▶ **Supplied material**
=== Begin Enclosure ===

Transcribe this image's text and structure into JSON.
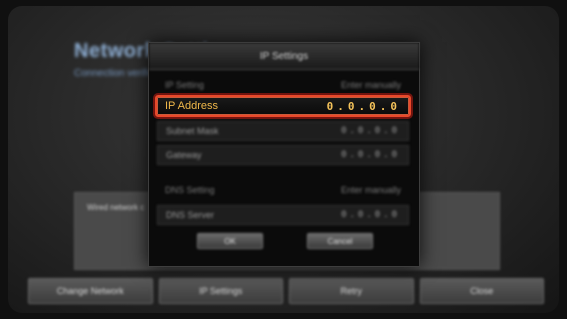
{
  "background": {
    "title": "Network Settings",
    "subtitle": "Connection verified",
    "panel_text": "Wired network c",
    "buttons": [
      "Change Network",
      "IP Settings",
      "Retry",
      "Close"
    ]
  },
  "dialog": {
    "title": "IP Settings",
    "ip_setting": {
      "label": "IP Setting",
      "value": "Enter manually"
    },
    "ip_address": {
      "label": "IP Address",
      "value": "0.0.0.0"
    },
    "subnet_mask": {
      "label": "Subnet Mask",
      "value": "0.0.0.0"
    },
    "gateway": {
      "label": "Gateway",
      "value": "0.0.0.0"
    },
    "dns_setting": {
      "label": "DNS Setting",
      "value": "Enter manually"
    },
    "dns_server": {
      "label": "DNS Server",
      "value": "0.0.0.0"
    },
    "ok_label": "OK",
    "cancel_label": "Cancel"
  },
  "colors": {
    "focus_border": "#e8482a",
    "focus_text": "#f0b84a"
  }
}
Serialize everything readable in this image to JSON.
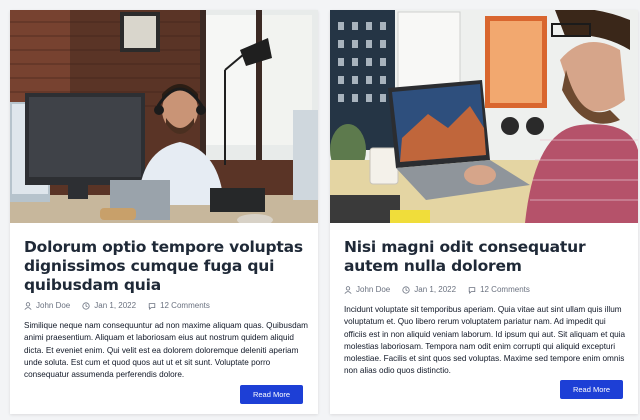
{
  "posts": [
    {
      "title": "Dolorum optio tempore voluptas dignissimos cumque fuga qui quibusdam quia",
      "author": "John Doe",
      "date": "Jan 1, 2022",
      "comments": "12 Comments",
      "excerpt": "Similique neque nam consequuntur ad non maxime aliquam quas. Quibusdam animi praesentium. Aliquam et laboriosam eius aut nostrum quidem aliquid dicta. Et eveniet enim. Qui velit est ea dolorem doloremque deleniti aperiam unde soluta. Est cum et quod quos aut ut et sit sunt. Voluptate porro consequatur assumenda perferendis dolore.",
      "button_label": "Read More",
      "photo_icon": "office-man-with-headset-photo"
    },
    {
      "title": "Nisi magni odit consequatur autem nulla dolorem",
      "author": "John Doe",
      "date": "Jan 1, 2022",
      "comments": "12 Comments",
      "excerpt": "Incidunt voluptate sit temporibus aperiam. Quia vitae aut sint ullam quis illum voluptatum et. Quo libero rerum voluptatem pariatur nam. Ad impedit qui officiis est in non aliquid veniam laborum. Id ipsum qui aut. Sit aliquam et quia molestias laboriosam. Tempora nam odit enim corrupti qui aliquid excepturi molestiae. Facilis et sint quos sed voluptas. Maxime sed tempore enim omnis non alias odio quos distinctio.",
      "button_label": "Read More",
      "photo_icon": "man-with-laptop-desk-photo"
    }
  ],
  "colors": {
    "button": "#1d3fd6",
    "title": "#1f2937",
    "meta": "#6b7280",
    "background": "#f3f4f6"
  }
}
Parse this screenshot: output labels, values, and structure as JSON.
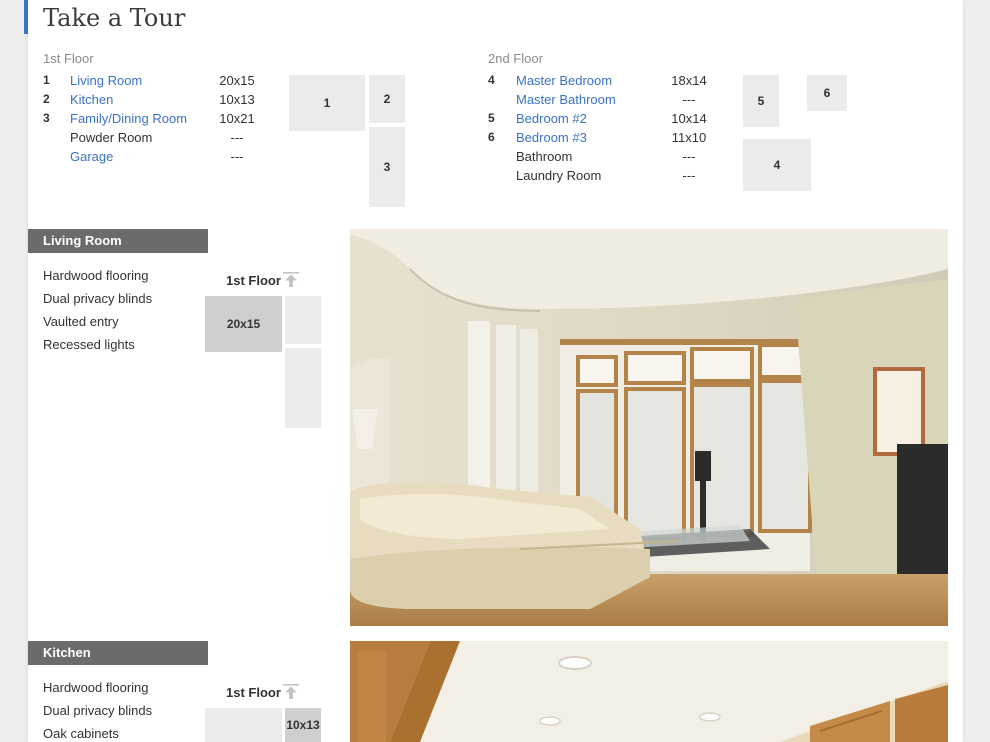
{
  "page": {
    "title": "Take a Tour"
  },
  "floor1": {
    "heading": "1st Floor",
    "rooms": [
      {
        "num": "1",
        "name": "Living Room",
        "dim": "20x15"
      },
      {
        "num": "2",
        "name": "Kitchen",
        "dim": "10x13"
      },
      {
        "num": "3",
        "name": "Family/Dining Room",
        "dim": "10x21"
      },
      {
        "num": "",
        "name": "Powder Room",
        "dim": "---"
      },
      {
        "num": "",
        "name": "Garage",
        "dim": "---"
      }
    ],
    "plan": [
      "1",
      "2",
      "3"
    ]
  },
  "floor2": {
    "heading": "2nd Floor",
    "rooms": [
      {
        "num": "4",
        "name": "Master Bedroom",
        "dim": "18x14"
      },
      {
        "num": "",
        "name": "Master Bathroom",
        "dim": "---"
      },
      {
        "num": "5",
        "name": "Bedroom #2",
        "dim": "10x14"
      },
      {
        "num": "6",
        "name": "Bedroom #3",
        "dim": "11x10"
      },
      {
        "num": "",
        "name": "Bathroom",
        "dim": "---"
      },
      {
        "num": "",
        "name": "Laundry Room",
        "dim": "---"
      }
    ],
    "plan": [
      "5",
      "6",
      "4"
    ]
  },
  "sections": [
    {
      "title": "Living Room",
      "features": [
        "Hardwood flooring",
        "Dual privacy blinds",
        "Vaulted entry",
        "Recessed lights"
      ],
      "mini_floor": "1st Floor",
      "mini_label": "20x15"
    },
    {
      "title": "Kitchen",
      "features": [
        "Hardwood flooring",
        "Dual privacy blinds",
        "Oak cabinets"
      ],
      "mini_floor": "1st Floor",
      "mini_label": "10x13"
    }
  ],
  "icons": {
    "back_to_top": "arrow-up-icon"
  },
  "colors": {
    "link": "#3a72c4",
    "accent": "#3a72c4",
    "section_bar": "#6b6b6b"
  }
}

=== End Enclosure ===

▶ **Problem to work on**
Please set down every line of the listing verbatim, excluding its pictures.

▶ **Written solution**
Transcribe this image's text and structure into JSON.
{
  "background": {
    "title": "Network Settings",
    "subtitle": "Connection verified",
    "panel_text": "Wired network c",
    "buttons": [
      "Change Network",
      "IP Settings",
      "Retry",
      "Close"
    ]
  },
  "dialog": {
    "title": "IP Settings",
    "ip_setting": {
      "label": "IP Setting",
      "value": "Enter manually"
    },
    "ip_address": {
      "label": "IP Address",
      "value": "0.0.0.0"
    },
    "subnet_mask": {
      "label": "Subnet Mask",
      "value": "0.0.0.0"
    },
    "gateway": {
      "label": "Gateway",
      "value": "0.0.0.0"
    },
    "dns_setting": {
      "label": "DNS Setting",
      "value": "Enter manually"
    },
    "dns_server": {
      "label": "DNS Server",
      "value": "0.0.0.0"
    },
    "ok_label": "OK",
    "cancel_label": "Cancel"
  },
  "colors": {
    "focus_border": "#e8482a",
    "focus_text": "#f0b84a"
  }
}
Serialize everything readable in this image to JSON.
{
  "posts": [
    {
      "title": "Dolorum optio tempore voluptas dignissimos cumque fuga qui quibusdam quia",
      "author": "John Doe",
      "date": "Jan 1, 2022",
      "comments": "12 Comments",
      "excerpt": "Similique neque nam consequuntur ad non maxime aliquam quas. Quibusdam animi praesentium. Aliquam et laboriosam eius aut nostrum quidem aliquid dicta. Et eveniet enim. Qui velit est ea dolorem doloremque deleniti aperiam unde soluta. Est cum et quod quos aut ut et sit sunt. Voluptate porro consequatur assumenda perferendis dolore.",
      "button_label": "Read More",
      "photo_icon": "office-man-with-headset-photo"
    },
    {
      "title": "Nisi magni odit consequatur autem nulla dolorem",
      "author": "John Doe",
      "date": "Jan 1, 2022",
      "comments": "12 Comments",
      "excerpt": "Incidunt voluptate sit temporibus aperiam. Quia vitae aut sint ullam quis illum voluptatum et. Quo libero rerum voluptatem pariatur nam. Ad impedit qui officiis est in non aliquid veniam laborum. Id ipsum qui aut. Sit aliquam et quia molestias laboriosam. Tempora nam odit enim corrupti qui aliquid excepturi molestiae. Facilis et sint quos sed voluptas. Maxime sed tempore enim omnis non alias odio quos distinctio.",
      "button_label": "Read More",
      "photo_icon": "man-with-laptop-desk-photo"
    }
  ],
  "colors": {
    "button": "#1d3fd6",
    "title": "#1f2937",
    "meta": "#6b7280",
    "background": "#f3f4f6"
  }
}
Parse this screenshot: output labels, values, and structure as JSON.
{
  "page": {
    "title": "Take a Tour"
  },
  "floor1": {
    "heading": "1st Floor",
    "rooms": [
      {
        "num": "1",
        "name": "Living Room",
        "dim": "20x15"
      },
      {
        "num": "2",
        "name": "Kitchen",
        "dim": "10x13"
      },
      {
        "num": "3",
        "name": "Family/Dining Room",
        "dim": "10x21"
      },
      {
        "num": "",
        "name": "Powder Room",
        "dim": "---"
      },
      {
        "num": "",
        "name": "Garage",
        "dim": "---"
      }
    ],
    "plan": [
      "1",
      "2",
      "3"
    ]
  },
  "floor2": {
    "heading": "2nd Floor",
    "rooms": [
      {
        "num": "4",
        "name": "Master Bedroom",
        "dim": "18x14"
      },
      {
        "num": "",
        "name": "Master Bathroom",
        "dim": "---"
      },
      {
        "num": "5",
        "name": "Bedroom #2",
        "dim": "10x14"
      },
      {
        "num": "6",
        "name": "Bedroom #3",
        "dim": "11x10"
      },
      {
        "num": "",
        "name": "Bathroom",
        "dim": "---"
      },
      {
        "num": "",
        "name": "Laundry Room",
        "dim": "---"
      }
    ],
    "plan": [
      "5",
      "6",
      "4"
    ]
  },
  "sections": [
    {
      "title": "Living Room",
      "features": [
        "Hardwood flooring",
        "Dual privacy blinds",
        "Vaulted entry",
        "Recessed lights"
      ],
      "mini_floor": "1st Floor",
      "mini_label": "20x15"
    },
    {
      "title": "Kitchen",
      "features": [
        "Hardwood flooring",
        "Dual privacy blinds",
        "Oak cabinets"
      ],
      "mini_floor": "1st Floor",
      "mini_label": "10x13"
    }
  ],
  "icons": {
    "back_to_top": "arrow-up-icon"
  },
  "colors": {
    "link": "#3a72c4",
    "accent": "#3a72c4",
    "section_bar": "#6b6b6b"
  }
}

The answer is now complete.